Obtaining A Culture
Methods of obtaining a culture are: tissue culture, spore germination, or purchase of culture from a culture collection.
Tissue cultures are the simplest way to obtain a mycelial culture. A tissue culture is essentially a clone of a mushroom. Clone is defined as an identical duplicate of an organism. The basic procedure is to sterilely remove a piece of the mushroom cap or stem, and place it on an agar plate. After a week to ten days, mycelium grows from the tissue and colonizes the agar. Great care should be taken to select a fruiting body of the highest quality, size, color, shape or any highly desired characteristic.
Mushroom spores are found on basidia lining the gills of the cap. To collect the spore, the cap is hung over sterile filter paper in a spore collecting chamber. Spore cultures differ genetically from tissue cultures. Cultures originating from spore germination are unpredictable. Spores germinate creating many different genetic combinations that are desirable when attempting to develop new strains, but undesirable when trying to maintain a specific strain. There is no way to predict if a culture's fruiting potential is similar to its parent other that to test many different lines obtained from spore germinations. Hundreds many be tested before obtaining a culture with good production potential.
Culture Validation Cropping Trials
There is no in-vitro test to determine a stock culture's validity. A series of cropping trials must be conducted on the mycelial stock culture to determine a culture line's value. Mushroom yield, size, color, cap shape and any other desired quality or growth factors are selected and then compared for each culture line.
Sub Culturing (agar to agar transfer)
Once a culture is obtained by whatever means, it needs to be maintained to preserve its viability. Agar to agar transfer (sub culturing) it the most popular culture maintenance method. Vegetative propagation of a mushroom culture is uncomplicated, but labor intensive. A small amount of mycelium from a mother culture is used to innoculate multiple fresh agar slants (these become the daughter cultures). The daughter cultures, after incubation at room temperature ~74F for 2 weeks. Are visibly screened for traits expressed in the mother culture. Then, one elected culture becomes the "new" mother culture.
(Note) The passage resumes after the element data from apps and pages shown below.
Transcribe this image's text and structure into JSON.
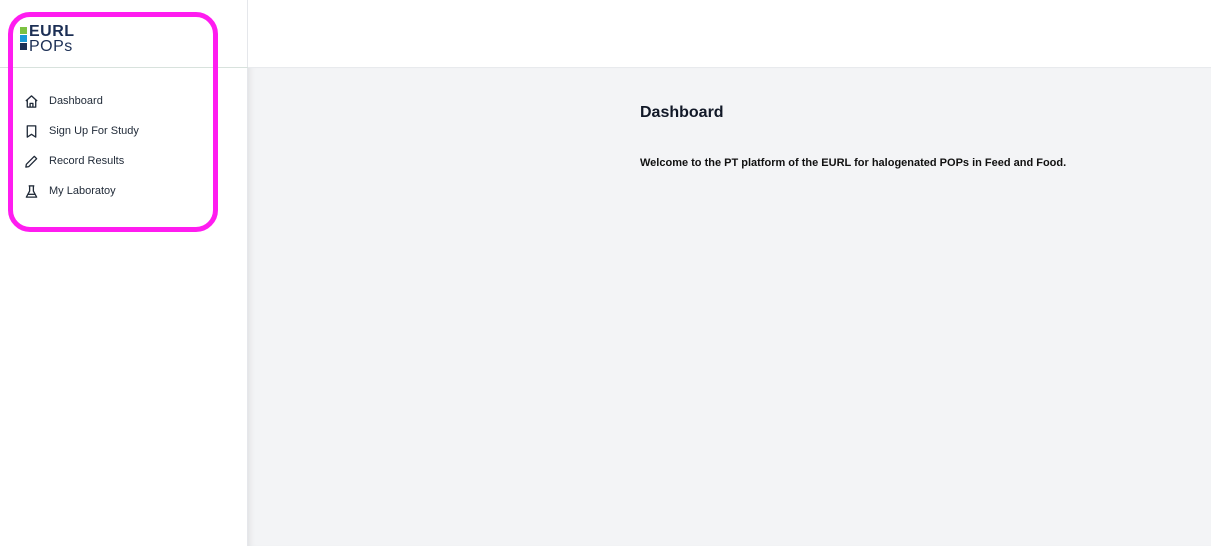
{
  "logo": {
    "line1": "EURL",
    "line2": "POPs",
    "colors": [
      "#7cc242",
      "#1b9ad6",
      "#1c2f55"
    ]
  },
  "sidebar": {
    "items": [
      {
        "label": "Dashboard",
        "icon": "home-icon"
      },
      {
        "label": "Sign Up For Study",
        "icon": "bookmark-icon"
      },
      {
        "label": "Record Results",
        "icon": "pencil-icon"
      },
      {
        "label": "My Laboratoy",
        "icon": "flask-icon"
      }
    ]
  },
  "main": {
    "title": "Dashboard",
    "welcome": "Welcome to the PT platform of the EURL for halogenated POPs in Feed and Food."
  },
  "colors": {
    "highlight": "#ff1cf0",
    "main_background": "#f3f4f6",
    "brand_dark": "#1c2f55"
  }
}
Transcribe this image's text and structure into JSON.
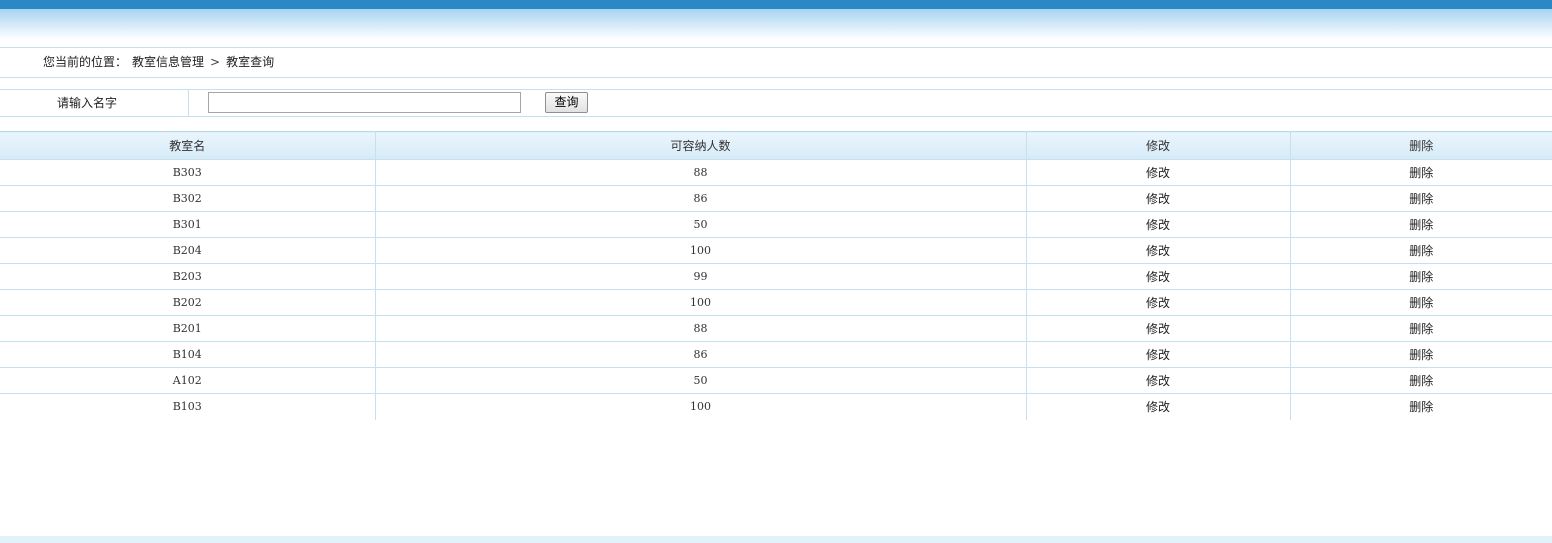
{
  "breadcrumb": {
    "label": "您当前的位置：",
    "section": "教室信息管理",
    "separator": ">",
    "current": "教室查询"
  },
  "search": {
    "label": "请输入名字",
    "value": "",
    "placeholder": "",
    "button_label": "查询"
  },
  "table": {
    "headers": [
      "教室名",
      "可容纳人数",
      "修改",
      "删除"
    ],
    "rows": [
      {
        "name": "B303",
        "capacity": "88",
        "edit": "修改",
        "delete": "删除"
      },
      {
        "name": "B302",
        "capacity": "86",
        "edit": "修改",
        "delete": "删除"
      },
      {
        "name": "B301",
        "capacity": "50",
        "edit": "修改",
        "delete": "删除"
      },
      {
        "name": "B204",
        "capacity": "100",
        "edit": "修改",
        "delete": "删除"
      },
      {
        "name": "B203",
        "capacity": "99",
        "edit": "修改",
        "delete": "删除"
      },
      {
        "name": "B202",
        "capacity": "100",
        "edit": "修改",
        "delete": "删除"
      },
      {
        "name": "B201",
        "capacity": "88",
        "edit": "修改",
        "delete": "删除"
      },
      {
        "name": "B104",
        "capacity": "86",
        "edit": "修改",
        "delete": "删除"
      },
      {
        "name": "A102",
        "capacity": "50",
        "edit": "修改",
        "delete": "删除"
      },
      {
        "name": "B103",
        "capacity": "100",
        "edit": "修改",
        "delete": "删除"
      }
    ]
  },
  "colors": {
    "top_bar": "#2a88c6",
    "border": "#c6e1ee",
    "header_bg": "#d6ebf8"
  }
}
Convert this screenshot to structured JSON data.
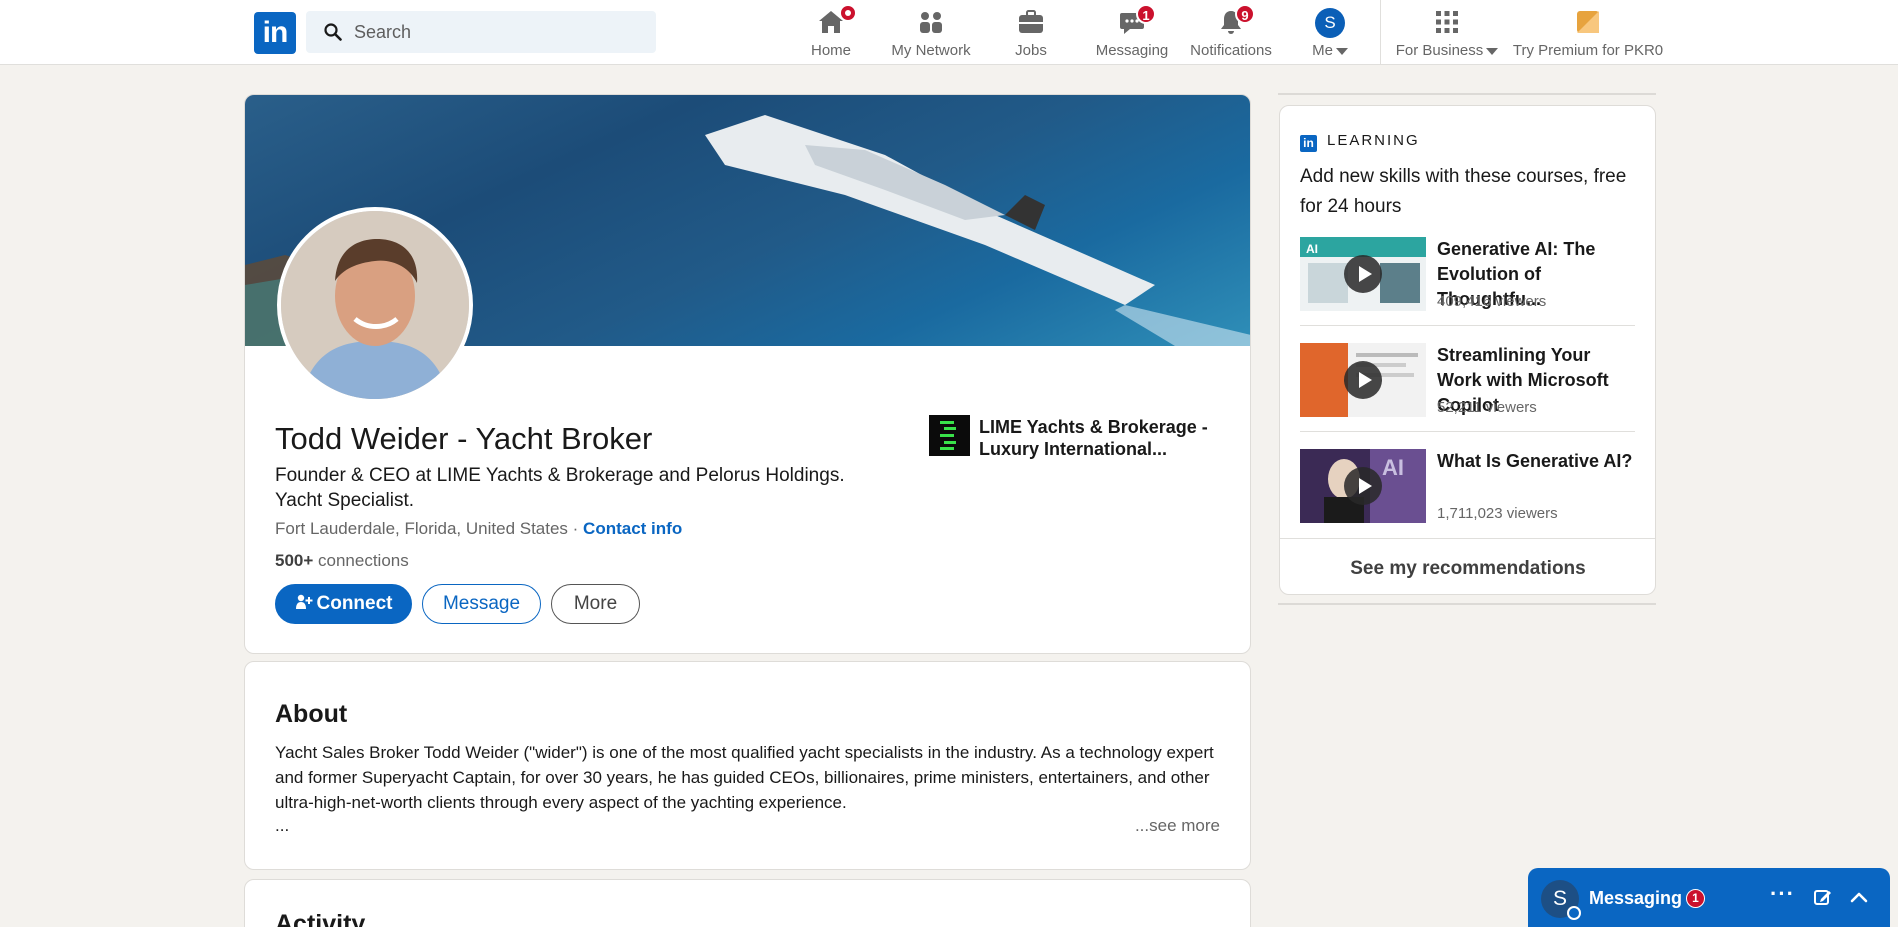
{
  "nav": {
    "logo_text": "in",
    "search_placeholder": "Search",
    "items": [
      {
        "id": "home",
        "label": "Home",
        "badge": "",
        "dot": true
      },
      {
        "id": "network",
        "label": "My Network",
        "badge": ""
      },
      {
        "id": "jobs",
        "label": "Jobs",
        "badge": ""
      },
      {
        "id": "messaging",
        "label": "Messaging",
        "badge": "1"
      },
      {
        "id": "notifications",
        "label": "Notifications",
        "badge": "9"
      },
      {
        "id": "me",
        "label": "Me",
        "avatar_letter": "S"
      },
      {
        "id": "business",
        "label": "For Business"
      },
      {
        "id": "premium",
        "label": "Try Premium for PKR0"
      }
    ]
  },
  "profile": {
    "name": "Todd Weider - Yacht Broker",
    "headline": "Founder & CEO at LIME Yachts & Brokerage and Pelorus Holdings. Yacht Specialist.",
    "location": "Fort Lauderdale, Florida, United States",
    "separator": " · ",
    "contact_info": "Contact info",
    "connections_count": "500+",
    "connections_label": " connections",
    "connect_label": "Connect",
    "message_label": "Message",
    "more_label": "More",
    "company_name": "LIME Yachts & Brokerage - Luxury International..."
  },
  "about": {
    "title": "About",
    "text": "Yacht Sales Broker Todd Weider (\"wider\") is one of the most qualified yacht specialists in the industry. As a technology expert and former Superyacht Captain, for over 30 years, he has guided CEOs, billionaires, prime ministers, entertainers, and other ultra-high-net-worth clients through every aspect of the yachting experience.",
    "ellipsis": "...",
    "see_more": "...see more"
  },
  "activity": {
    "title": "Activity"
  },
  "learning": {
    "heading": "LEARNING",
    "logo_mini": "in",
    "subtitle": "Add new skills with these courses, free for 24 hours",
    "courses": [
      {
        "title": "Generative AI: The Evolution of Thoughtfu...",
        "viewers": "409,416 viewers"
      },
      {
        "title": "Streamlining Your Work with Microsoft Copilot",
        "viewers": "52,211 viewers"
      },
      {
        "title": "What Is Generative AI?",
        "viewers": "1,711,023 viewers"
      }
    ],
    "recommendations": "See my recommendations"
  },
  "messaging_bar": {
    "avatar_letter": "S",
    "title": "Messaging",
    "badge": "1",
    "dots": "···"
  },
  "colors": {
    "brand": "#0a66c2",
    "badge": "#cb112d",
    "background": "#f4f2ee"
  }
}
The new mother culture is stored in a refrigerator incubator at ~5C. After two months this culture is taken from refrigerator incubation and further transferred to freshly prepared agar slants repeating the cycle.